James John Hornby
Hornby was born at Winwick, the third son of Admiral Sir Phipps Hornby and his wife Sophia Maria Burgoyne, eldest daughter of Sir John Burgoyne. He was educated at Eton, where he did not row, but played in the Eton cricket eleven in 1845.
Hornby went to Balliol College, Oxford and rowed bow for Oxford in the second Boat Race of 1849, which Oxford won on a foul by bumping Cambridge when Cambridge were in Oxford’s water. He was No. 3 in the O.U.B.C. crews that won the Grand Challenge Cup at Henley Royal Regatta in 1850 and 1851 when there was no Boat Race on the Tideway in either year. In 1850, he became a Fellow of Brasenose College, Oxford. In that year, he won the University Pairs and Fours, and the Silver Goblets at Henley with J.W. Chitty. In 1851 he rowed again for Brasenose in the Ladies' Challenge Plate, Stewards' Challenge Cup, and Visitors Challenge Cup. He went Head of the River at Oxford in 1852. He had also become known as a fine skater and one of the best Alpine climbers of the day.
In 1853, Hornby went to Durham University as Principal of Bishop Cosin’s Hall until 1864 when he returned to Brasenose as classical lecturer. Students long after recalled with pleasure the animation of his Virgil lectures and his excellent way of teaching Latin prose. He was also made Senior Proctor. In 1865 Hornby was the first to ascend the northwest ridge of the Silberhorn. In 1867, he was appointed Second Master of Winchester College which was seen as a stepping stone to the headmastership of Eton, which had become vacant. He remained at Winchester little more than a year, and was then appointed Headmaster of Eton, in succession to Dr. Balston. His appointment was made possible by the conclusions of the Northcote Commission which had removed restrictions among educational endowments, among which was the tradition that the Eton headmaster should come from King’s College, Cambridge.

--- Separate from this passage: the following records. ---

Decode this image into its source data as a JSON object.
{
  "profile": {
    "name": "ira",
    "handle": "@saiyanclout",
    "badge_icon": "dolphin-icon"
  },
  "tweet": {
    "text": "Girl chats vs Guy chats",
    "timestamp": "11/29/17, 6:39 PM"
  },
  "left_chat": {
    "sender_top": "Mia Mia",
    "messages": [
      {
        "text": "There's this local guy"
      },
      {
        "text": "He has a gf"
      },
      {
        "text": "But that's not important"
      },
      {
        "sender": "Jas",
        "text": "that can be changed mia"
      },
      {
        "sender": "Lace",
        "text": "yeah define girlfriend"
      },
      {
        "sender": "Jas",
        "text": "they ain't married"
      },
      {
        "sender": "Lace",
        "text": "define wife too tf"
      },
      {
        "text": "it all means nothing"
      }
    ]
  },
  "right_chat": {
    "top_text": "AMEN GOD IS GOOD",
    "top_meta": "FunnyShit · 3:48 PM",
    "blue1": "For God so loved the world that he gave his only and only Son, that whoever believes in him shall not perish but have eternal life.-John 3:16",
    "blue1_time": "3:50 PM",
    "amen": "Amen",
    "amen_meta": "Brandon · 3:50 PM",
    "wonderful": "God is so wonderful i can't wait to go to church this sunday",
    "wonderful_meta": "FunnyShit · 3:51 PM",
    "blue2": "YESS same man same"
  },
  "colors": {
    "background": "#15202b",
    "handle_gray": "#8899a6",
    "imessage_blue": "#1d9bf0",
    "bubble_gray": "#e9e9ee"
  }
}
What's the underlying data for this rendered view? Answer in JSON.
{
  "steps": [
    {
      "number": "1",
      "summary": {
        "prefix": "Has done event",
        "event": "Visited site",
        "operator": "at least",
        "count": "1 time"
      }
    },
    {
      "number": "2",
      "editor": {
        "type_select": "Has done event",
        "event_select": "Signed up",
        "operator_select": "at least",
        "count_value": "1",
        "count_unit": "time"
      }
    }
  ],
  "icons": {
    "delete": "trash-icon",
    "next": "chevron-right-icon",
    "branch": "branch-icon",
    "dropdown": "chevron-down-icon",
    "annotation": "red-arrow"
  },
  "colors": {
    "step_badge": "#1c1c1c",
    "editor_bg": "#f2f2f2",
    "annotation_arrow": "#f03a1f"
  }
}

Eton headmaster and provost
With the restrictions gone, Hornby was the first to exercise the increased independent authority of the headmaster, He “taught Eton the art of self-government" and in sixteen years' Headmastership was very successful. As he had not been an Eton master, he had to overome a certain amount of resentment by his good work, sympathetic temper and his pleasant manners. Guy Nickalls, at Eton in the early 1880s, recalled: “In spite of the swishings I got, I liked the headmaster, Hornby, the perfectly mannered and sonorously-voiced old English gentleman. Handsome, alert, witty, a great athlete in his day, a good judge of wine, and the finest after-dinner speaker I ever listened to, with a charm of manner I have never forgotten.” Hornby retired in 1884 to take the post of provost of Eton and was succeeded by another Etonian and Balliol oarsman, Edmond Warre. Hornby had also become a Doctor of Civil Law and a Queen’s Chaplain. As chairman of the Governing Body, he presided over the meetings at the time of Dr. Warre's resignation, when the Rev. the Hon. Edward Lyttelton was elected Warre's successor. He remained provost until his death in 1909, to be succeeded again by Warre.
Hornby married the daughter of the Rev. J. C. Evans, of Eton in 1859 and she was associated with the whole of his headmastership at Eton until she died in 1891. He also lost a son but others and two daughters survived him. He was the brother of Admiral Sir Geoffrey Hornby.
- The Times James John Hornby, Obituary 3 November 1909
- Wisden Obituaries in 1909
- The Rowers of Vanity Fair J J Hornby
- Dumler, Helmut and Willi P. Burkhardt, The High Mountains of the Alps, London: Diadem, 1994
- G Nickalls Life's a pudding
|Head master of Eton College
Charles Old Goodford
|Provost of Eton